Friday, May 15, 2009

Sympathy / no sympathy?

Sometimes, I don't have sympathy, even when, perhaps, I should:

1. R.I. Mayor: Let's Tax College Students

The mayor of Providence wants to slap a $150-per-semester tax on the 25,000 full-time students at Brown University and three other private colleges in the city, saying they use resources and should help ease the burden on struggling taxpayers....

"We want to support the city as best we can, but financially is not really what we can afford to give," said Heather Lee, president of the Brown Graduate Student Council. "We're more able to provide labor, we're more able to apply the things that we're learning in the classroom, than we are to write a $300 check."

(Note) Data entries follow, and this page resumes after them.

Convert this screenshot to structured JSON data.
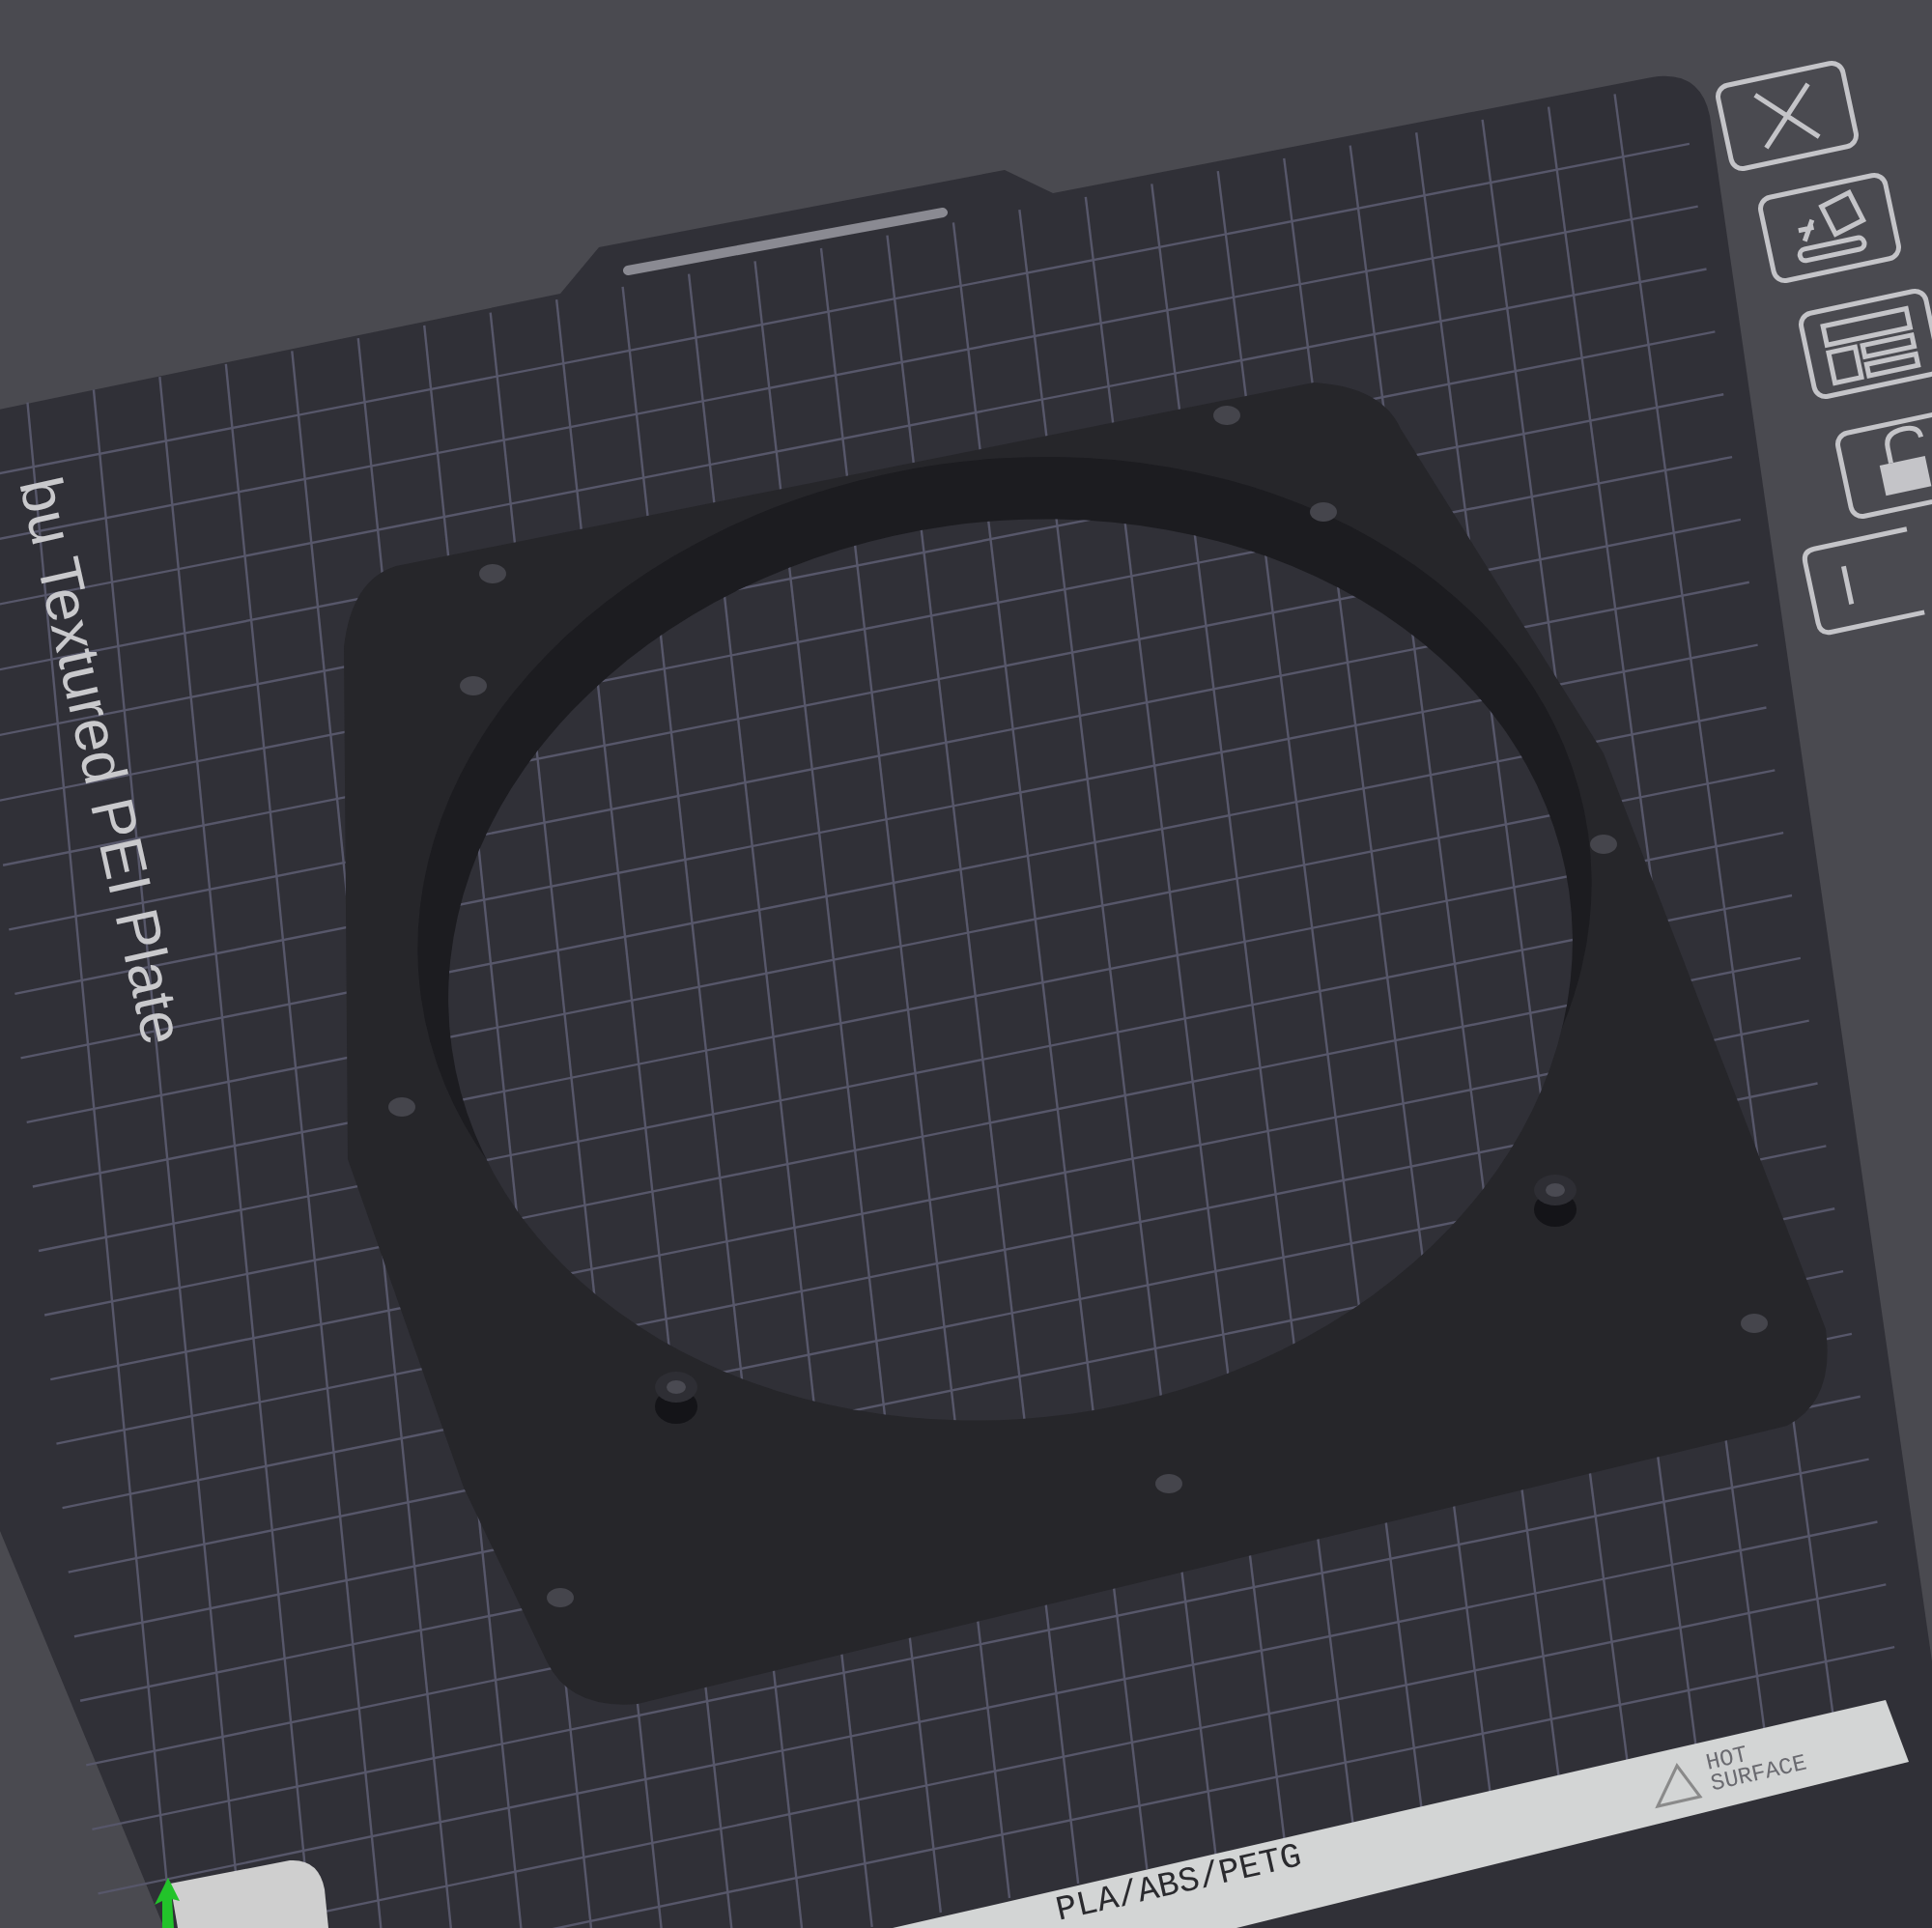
{
  "plate": {
    "name": "bu Textured PEI Plate",
    "materials": "PLA/ABS/PETG",
    "warning": [
      "HOT",
      "SURFACE"
    ]
  },
  "toolbar": [
    {
      "kind": "close"
    },
    {
      "kind": "arrange"
    },
    {
      "kind": "layout"
    },
    {
      "kind": "lock"
    },
    {
      "kind": "more"
    }
  ]
}
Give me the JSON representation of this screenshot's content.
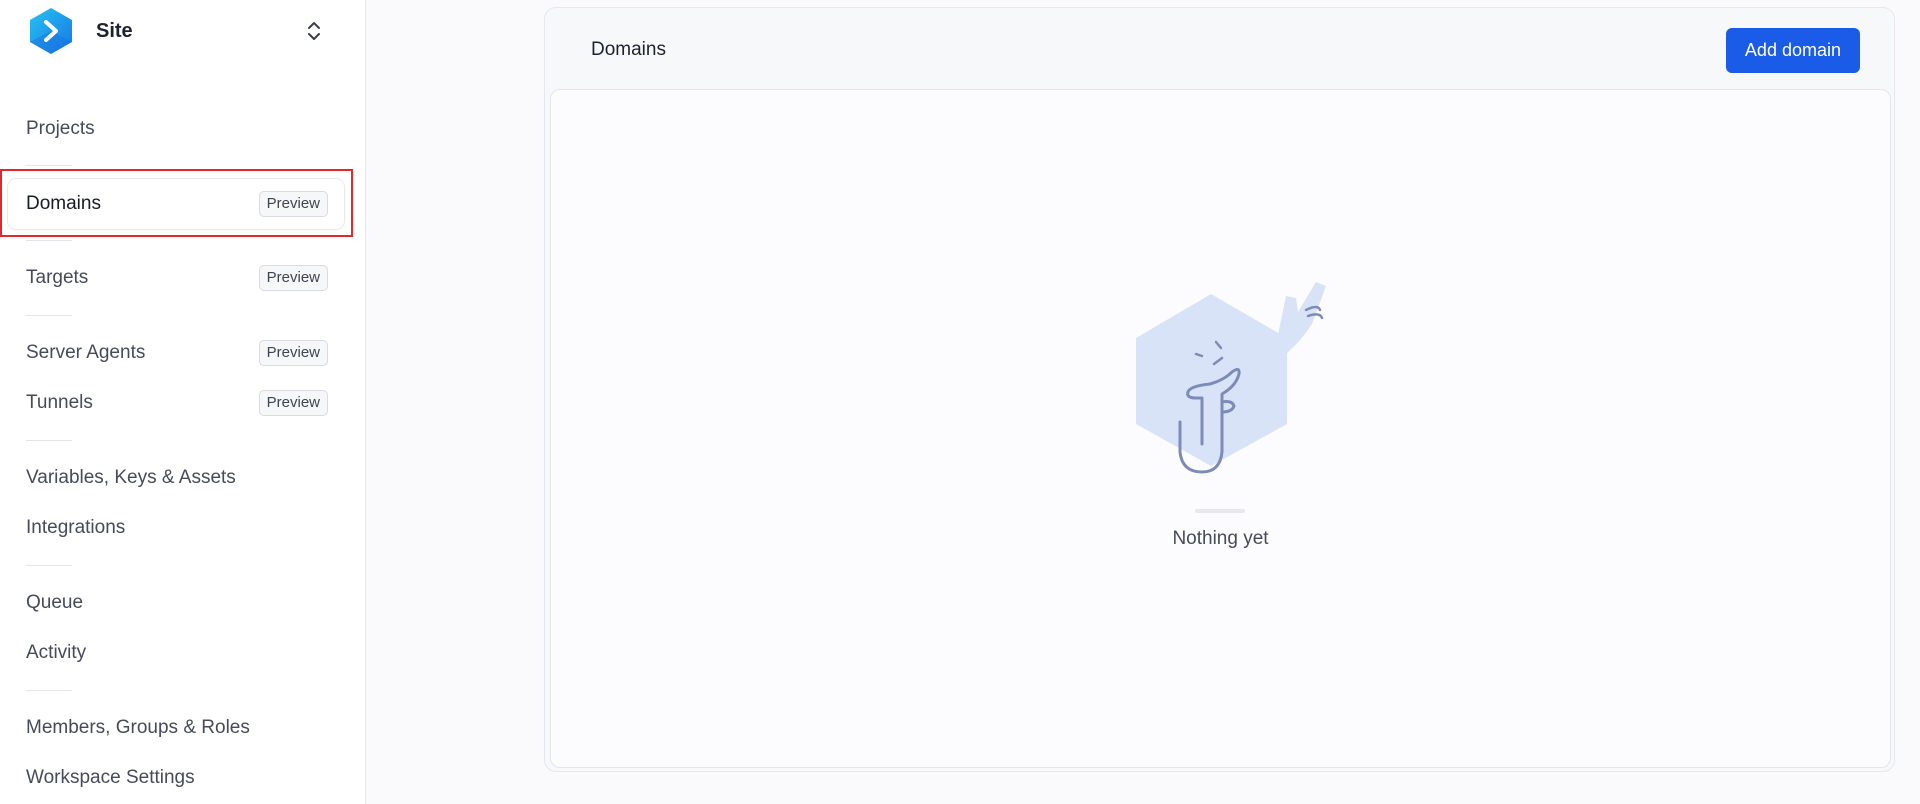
{
  "brand": {
    "name": "Site",
    "logo_icon": "hexagon-chevron-logo",
    "switch_icon": "chevron-up-down-icon"
  },
  "sidebar": {
    "items": [
      {
        "label": "Projects"
      },
      {
        "label": "Domains",
        "badge": "Preview",
        "active": true
      },
      {
        "label": "Targets",
        "badge": "Preview"
      },
      {
        "label": "Server Agents",
        "badge": "Preview"
      },
      {
        "label": "Tunnels",
        "badge": "Preview"
      },
      {
        "label": "Variables, Keys & Assets"
      },
      {
        "label": "Integrations"
      },
      {
        "label": "Queue"
      },
      {
        "label": "Activity"
      },
      {
        "label": "Members, Groups & Roles"
      },
      {
        "label": "Workspace Settings"
      }
    ]
  },
  "main": {
    "title": "Domains",
    "add_button": "Add domain",
    "empty_state": {
      "text": "Nothing yet",
      "illustration": "thinking-hexagon-illustration"
    }
  },
  "colors": {
    "accent": "#1a5ce8",
    "highlight": "#e0282e",
    "illustration": "#d9e3f7"
  }
}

My take: Ummm.... no. Brown kids are, overwhelmingly, loaded. They can afford a hell of a lot more, and, plus, the taxes will probably just get rolled into the tuition, which loans / parents will take care of. If they wanted to argue it from philosophical grounds, fine, but not this "empty wallet" pantomime by Ivy Leaguers.

2. This is from a journalist I know and respect, but I have trouble seeing her side of the issue:

In the fall quarter of my last year at XXXXX, I wrote what turned out to be a pretty miserable weekly column for the Daily XXXXX.... The problem now is that, thanks to the Daily’s unbelievable Google mojo, some of those admittedly bad columns appear high up on the first page of my own Google search results... My professional work – work I’m actually proud of – for much larger, national publications is buried down below.

I now find myself in a bit of a battle with the Students Publishing Company Board. They’ve (understandably) refused to take the stories down, but I was told that if I assemble a group of alums who share my frustrations, our opinions may be considered and “darkening” the stories -- a.k.a. keeping them on the site as is, but making them invisible to major search engines -- could be a possibility....

OK. So the issues are:

1. The author is not proud of these articles, which were written a long time ago and are now resurfacing.
2. These articles are ranking higher than her previous work
3. At the time of her writing, she was unaware of Search Engine Optimization and that this would happen
4. She feels the articles are hers and, therefore, she should be able to determine what ranking they receive on another hosts

More when I have a sec...


Ilan Goodman said...

Taxing college students is stupid, regardless of if they are "loaded" (a slightly subjective assessment on your part--think if someone not "loaded" couldn't go to Brown for lack of an extra 1200 to pony up in taxes) or not.

Students pump a TON of money into the local economy. Everytime they get a slice of pizza, or buy something they pay taxes. Especially in Providence this means they are largely stimulating small and medium enterprises. That means $150x 25,000 that goes into the Providence city coffers, rather than being widely distributed around the businesses of the city. (And we know that Providence city hall isn't corrupt or anything...).

George said...

So I'm in a pickle here-As a long time RI resident I don't like Mayor David Cicilline or most Brown students!

The Mayor is trying to raise taxes on people who live out of state and won't cost him any votes.

Brown students are countering with a move that the rich have always excelled at, avoiding paying any taxes.

George said...

I think that when you raise taxes, you have to tell people where the money is gonna go.

There is an effort in RI right now to raise the alcohol tax by a penny (or 1%, not sure) and use the extra revenue to fund substance abuse programs. I think that a practical approach like that resonates more with the public, and also its easier to keep track of the money.
Otherwise its like, 'cool, thanks for the 3.75 million (Ilans math) all you Brown students (again, can't stand Brown students, trying to be objective)--we're gonna go and uh, "pay down the defecit" at the Capital Grille for the next year.'